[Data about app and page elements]
-- Opening Marker --
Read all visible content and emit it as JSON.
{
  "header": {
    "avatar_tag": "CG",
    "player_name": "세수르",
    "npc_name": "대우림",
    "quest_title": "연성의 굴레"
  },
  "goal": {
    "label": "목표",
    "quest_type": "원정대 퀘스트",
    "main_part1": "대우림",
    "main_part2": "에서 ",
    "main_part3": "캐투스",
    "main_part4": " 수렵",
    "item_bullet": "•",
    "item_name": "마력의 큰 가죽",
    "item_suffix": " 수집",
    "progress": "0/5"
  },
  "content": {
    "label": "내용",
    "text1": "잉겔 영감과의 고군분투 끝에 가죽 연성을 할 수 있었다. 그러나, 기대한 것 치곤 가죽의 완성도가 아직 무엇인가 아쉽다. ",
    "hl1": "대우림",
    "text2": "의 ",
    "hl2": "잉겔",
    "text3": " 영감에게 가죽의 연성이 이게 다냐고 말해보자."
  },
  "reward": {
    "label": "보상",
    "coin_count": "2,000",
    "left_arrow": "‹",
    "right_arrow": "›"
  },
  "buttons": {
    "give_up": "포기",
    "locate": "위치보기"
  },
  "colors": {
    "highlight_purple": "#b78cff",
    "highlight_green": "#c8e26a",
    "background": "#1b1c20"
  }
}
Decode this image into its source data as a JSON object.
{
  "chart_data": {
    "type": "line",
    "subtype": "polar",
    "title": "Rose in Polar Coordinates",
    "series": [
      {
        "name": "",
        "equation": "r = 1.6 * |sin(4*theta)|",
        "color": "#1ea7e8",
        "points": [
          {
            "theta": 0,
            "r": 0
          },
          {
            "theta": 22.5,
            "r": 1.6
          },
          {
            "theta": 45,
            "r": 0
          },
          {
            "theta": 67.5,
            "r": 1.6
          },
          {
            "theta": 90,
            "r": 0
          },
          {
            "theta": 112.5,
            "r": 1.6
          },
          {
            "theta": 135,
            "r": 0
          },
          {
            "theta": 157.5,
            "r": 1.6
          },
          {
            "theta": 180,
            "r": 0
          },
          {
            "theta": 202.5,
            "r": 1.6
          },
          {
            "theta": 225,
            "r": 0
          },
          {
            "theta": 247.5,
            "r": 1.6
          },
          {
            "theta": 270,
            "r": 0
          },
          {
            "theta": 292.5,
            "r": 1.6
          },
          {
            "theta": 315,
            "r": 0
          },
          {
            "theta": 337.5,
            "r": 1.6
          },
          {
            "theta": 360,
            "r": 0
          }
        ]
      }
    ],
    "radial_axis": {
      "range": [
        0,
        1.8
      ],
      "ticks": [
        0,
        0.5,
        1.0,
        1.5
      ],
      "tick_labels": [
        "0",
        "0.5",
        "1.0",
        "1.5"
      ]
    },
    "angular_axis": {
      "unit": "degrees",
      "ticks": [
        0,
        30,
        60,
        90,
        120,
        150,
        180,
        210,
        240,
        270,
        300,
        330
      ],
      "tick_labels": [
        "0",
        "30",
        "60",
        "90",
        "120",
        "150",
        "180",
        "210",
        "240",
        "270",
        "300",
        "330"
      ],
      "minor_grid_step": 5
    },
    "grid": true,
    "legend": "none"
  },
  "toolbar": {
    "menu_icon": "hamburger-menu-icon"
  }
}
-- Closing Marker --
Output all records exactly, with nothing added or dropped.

Read all visible content and emit it as JSON.
{
  "header": {
    "avatar_tag": "CG",
    "player_name": "세수르",
    "npc_name": "대우림",
    "quest_title": "연성의 굴레"
  },
  "goal": {
    "label": "목표",
    "quest_type": "원정대 퀘스트",
    "main_part1": "대우림",
    "main_part2": "에서 ",
    "main_part3": "캐투스",
    "main_part4": " 수렵",
    "item_bullet": "•",
    "item_name": "마력의 큰 가죽",
    "item_suffix": " 수집",
    "progress": "0/5"
  },
  "content": {
    "label": "내용",
    "text1": "잉겔 영감과의 고군분투 끝에 가죽 연성을 할 수 있었다. 그러나, 기대한 것 치곤 가죽의 완성도가 아직 무엇인가 아쉽다. ",
    "hl1": "대우림",
    "text2": "의 ",
    "hl2": "잉겔",
    "text3": " 영감에게 가죽의 연성이 이게 다냐고 말해보자."
  },
  "reward": {
    "label": "보상",
    "coin_count": "2,000",
    "left_arrow": "‹",
    "right_arrow": "›"
  },
  "buttons": {
    "give_up": "포기",
    "locate": "위치보기"
  },
  "colors": {
    "highlight_purple": "#b78cff",
    "highlight_green": "#c8e26a",
    "background": "#1b1c20"
  }
}
Decode this image into its source data as a JSON object.
{
  "chart_data": {
    "type": "line",
    "subtype": "polar",
    "title": "Rose in Polar Coordinates",
    "series": [
      {
        "name": "",
        "equation": "r = 1.6 * |sin(4*theta)|",
        "color": "#1ea7e8",
        "points": [
          {
            "theta": 0,
            "r": 0
          },
          {
            "theta": 22.5,
            "r": 1.6
          },
          {
            "theta": 45,
            "r": 0
          },
          {
            "theta": 67.5,
            "r": 1.6
          },
          {
            "theta": 90,
            "r": 0
          },
          {
            "theta": 112.5,
            "r": 1.6
          },
          {
            "theta": 135,
            "r": 0
          },
          {
            "theta": 157.5,
            "r": 1.6
          },
          {
            "theta": 180,
            "r": 0
          },
          {
            "theta": 202.5,
            "r": 1.6
          },
          {
            "theta": 225,
            "r": 0
          },
          {
            "theta": 247.5,
            "r": 1.6
          },
          {
            "theta": 270,
            "r": 0
          },
          {
            "theta": 292.5,
            "r": 1.6
          },
          {
            "theta": 315,
            "r": 0
          },
          {
            "theta": 337.5,
            "r": 1.6
          },
          {
            "theta": 360,
            "r": 0
          }
        ]
      }
    ],
    "radial_axis": {
      "range": [
        0,
        1.8
      ],
      "ticks": [
        0,
        0.5,
        1.0,
        1.5
      ],
      "tick_labels": [
        "0",
        "0.5",
        "1.0",
        "1.5"
      ]
    },
    "angular_axis": {
      "unit": "degrees",
      "ticks": [
        0,
        30,
        60,
        90,
        120,
        150,
        180,
        210,
        240,
        270,
        300,
        330
      ],
      "tick_labels": [
        "0",
        "30",
        "60",
        "90",
        "120",
        "150",
        "180",
        "210",
        "240",
        "270",
        "300",
        "330"
      ],
      "minor_grid_step": 5
    },
    "grid": true,
    "legend": "none"
  },
  "toolbar": {
    "menu_icon": "hamburger-menu-icon"
  }
}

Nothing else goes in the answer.